John Hodgkins (46, Moulder, born West Bromwich), his wife Sarah Jane (43, born Cannock), and their 8 surviving children of 9: John (18, Truck Checker at L & NW Railway, born West Bromwich), Mary Ann (16, Gold Polisher, born West Bromwich), Sarah Jane (14, Warehouse Girl, born West Bromwich), Mona Ward (12, School, born West Bromwich), Edward (10, born West Bromwich), Frederick (5, born West Bromwich), Ivy Violet (2, born West Bromwich), and Thomas (3 months, born West Bromwich).

Personal Data

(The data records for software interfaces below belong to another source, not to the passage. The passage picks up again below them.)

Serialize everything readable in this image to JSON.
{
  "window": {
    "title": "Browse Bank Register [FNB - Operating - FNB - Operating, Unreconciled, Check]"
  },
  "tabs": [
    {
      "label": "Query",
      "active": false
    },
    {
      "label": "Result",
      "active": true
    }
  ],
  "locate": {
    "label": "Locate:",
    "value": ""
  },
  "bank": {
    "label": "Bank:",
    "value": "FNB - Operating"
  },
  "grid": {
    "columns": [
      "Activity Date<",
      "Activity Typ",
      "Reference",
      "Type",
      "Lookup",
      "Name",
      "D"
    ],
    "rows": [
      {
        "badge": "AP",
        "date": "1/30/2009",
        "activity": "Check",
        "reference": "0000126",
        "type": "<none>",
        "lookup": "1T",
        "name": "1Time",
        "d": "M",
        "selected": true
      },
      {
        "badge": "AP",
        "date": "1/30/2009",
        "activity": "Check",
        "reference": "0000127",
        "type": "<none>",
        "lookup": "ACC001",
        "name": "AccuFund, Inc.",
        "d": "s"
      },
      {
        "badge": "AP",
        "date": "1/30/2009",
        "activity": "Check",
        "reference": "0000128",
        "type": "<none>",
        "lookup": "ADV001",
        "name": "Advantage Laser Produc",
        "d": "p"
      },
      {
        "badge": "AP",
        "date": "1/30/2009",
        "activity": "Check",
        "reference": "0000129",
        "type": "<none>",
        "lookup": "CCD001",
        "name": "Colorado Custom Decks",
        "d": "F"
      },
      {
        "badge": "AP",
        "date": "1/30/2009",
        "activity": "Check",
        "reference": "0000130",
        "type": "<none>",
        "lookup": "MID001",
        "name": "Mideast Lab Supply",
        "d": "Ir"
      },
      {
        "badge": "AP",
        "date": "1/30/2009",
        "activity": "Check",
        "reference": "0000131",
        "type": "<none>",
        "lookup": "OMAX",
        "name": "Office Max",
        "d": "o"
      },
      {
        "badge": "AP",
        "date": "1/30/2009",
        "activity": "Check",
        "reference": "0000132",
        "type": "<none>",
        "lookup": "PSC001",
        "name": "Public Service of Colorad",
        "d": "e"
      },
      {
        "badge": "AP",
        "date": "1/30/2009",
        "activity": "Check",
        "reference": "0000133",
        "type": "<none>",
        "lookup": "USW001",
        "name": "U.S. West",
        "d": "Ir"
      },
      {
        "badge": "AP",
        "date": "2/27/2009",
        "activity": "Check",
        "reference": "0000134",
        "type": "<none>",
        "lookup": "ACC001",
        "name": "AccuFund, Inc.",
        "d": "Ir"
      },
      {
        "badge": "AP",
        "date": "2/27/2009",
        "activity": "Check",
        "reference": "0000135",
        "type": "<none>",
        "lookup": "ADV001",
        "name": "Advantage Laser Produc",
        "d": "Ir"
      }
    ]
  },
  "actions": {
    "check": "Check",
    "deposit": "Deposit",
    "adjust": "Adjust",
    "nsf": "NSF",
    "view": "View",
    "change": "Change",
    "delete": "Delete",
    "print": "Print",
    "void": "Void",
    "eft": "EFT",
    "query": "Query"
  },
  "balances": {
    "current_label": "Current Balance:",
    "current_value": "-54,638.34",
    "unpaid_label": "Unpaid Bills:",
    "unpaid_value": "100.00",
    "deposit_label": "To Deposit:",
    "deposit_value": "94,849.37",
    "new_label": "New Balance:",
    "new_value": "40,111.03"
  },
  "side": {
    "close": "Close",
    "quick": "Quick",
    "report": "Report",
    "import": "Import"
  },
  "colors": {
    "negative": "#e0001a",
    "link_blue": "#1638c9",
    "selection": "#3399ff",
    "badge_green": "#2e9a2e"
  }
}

After John's death, his outstanding army pay and allowances amounted to £1/5/6d (1 pound, 5 shillings and 6 pence); this was paid to his mother and sole legatee, Sarah J., in February 1918. His War Gratuity was £3/0/0d (3 pounds exactly), this was also paid to his mother, Sarah J., in November 1919. The value of the War Gratuity suggests that John had enlisted within the previous 12 months.

Action resulting in his death

The 1/6th Battalion King’s (Liverpool Regiment) was one of the 4 battalions in the 165th Brigade, all 4 battalions were King’s (Liverpool Regiment), referred to as 'KLR'. The 165th Brigade was one of the 3 Brigades of the 55th Division. In 1917, the 55th Division was sent to Ypres to play its part in the Third Battle of Ypres, during the summer and autumn of 1917. The Battle of the Menin Road Ridge, which started on the 20th September 1917, was just part of the overall Third Battle of Ypres. It was here that John was killed.

The objective for the 165th Brigade was to attack positions just over a mile north-west of Zonnebeke (itself 4 miles north-east of Ypres) and to capture the German strongpoints of Gallipoli, Hill 35, Iberian, Delva, Capitol and Hill 37. The 1/7th KLR was to lead the attack on the right, with the 1/9th KLR on their left. The 1/5th and 1/6th KLR were to act as the second wave. The initial attack of the 1/7th and 1/9th KLR started at 5.40am, each battalion attacking in four waves fifty yards apart, under a creeping artillery and machine gun barrage. The 1/5th and 1/6th KLR launched the second wave of the attack at 8.35am.

The War Diary of the 1/6th King’s Liverpool Regiment for the 20th September 1917 provides an account of the day’s action:
“165 Brigade attacked the Green Line from 100 yards South of KANSAS CROSS to a point 100 yards East of WATEREND HOUSE with 9th & 7th KLR to take first objective, and 6th & 5th KLR to take GREEN LINE. Zero-hour 5.40 a.m. The 9th & 6th KLR became heavily involved in the fight for Hill 35 which was finally captured after a stiff fight, the 6th consolidating strong points in Hill 35 including LENS. Capt. Eastwood, 2/Lt. Phillips, and 2/Lt Spratt were killed on Hill 35. 2/Lt Wallington and all No. 1 Platoon of “A” Coy were killed in a gallant attempt to capture a strongpoint to the South of Hill 35. The 1/5th Loyal North Lancs & the 1/5th South Lancs come up to reinforce, and Hill 37 was captured by them and the survivors of this Battalion. Towards dusk a strong enemy Counter Attack in Hill 37 was beaten off with heavy casualties to the enemy.”

The 1/6th KLR had 62 Other Ranks killed on the day, John Hodgkins amongst the number. Like the majority of these men, Johh Hodgkins has no known grave and is commemorated on the Tyne Cot Memorial, about 2 miles from where he fell.

Newspaper Cuttings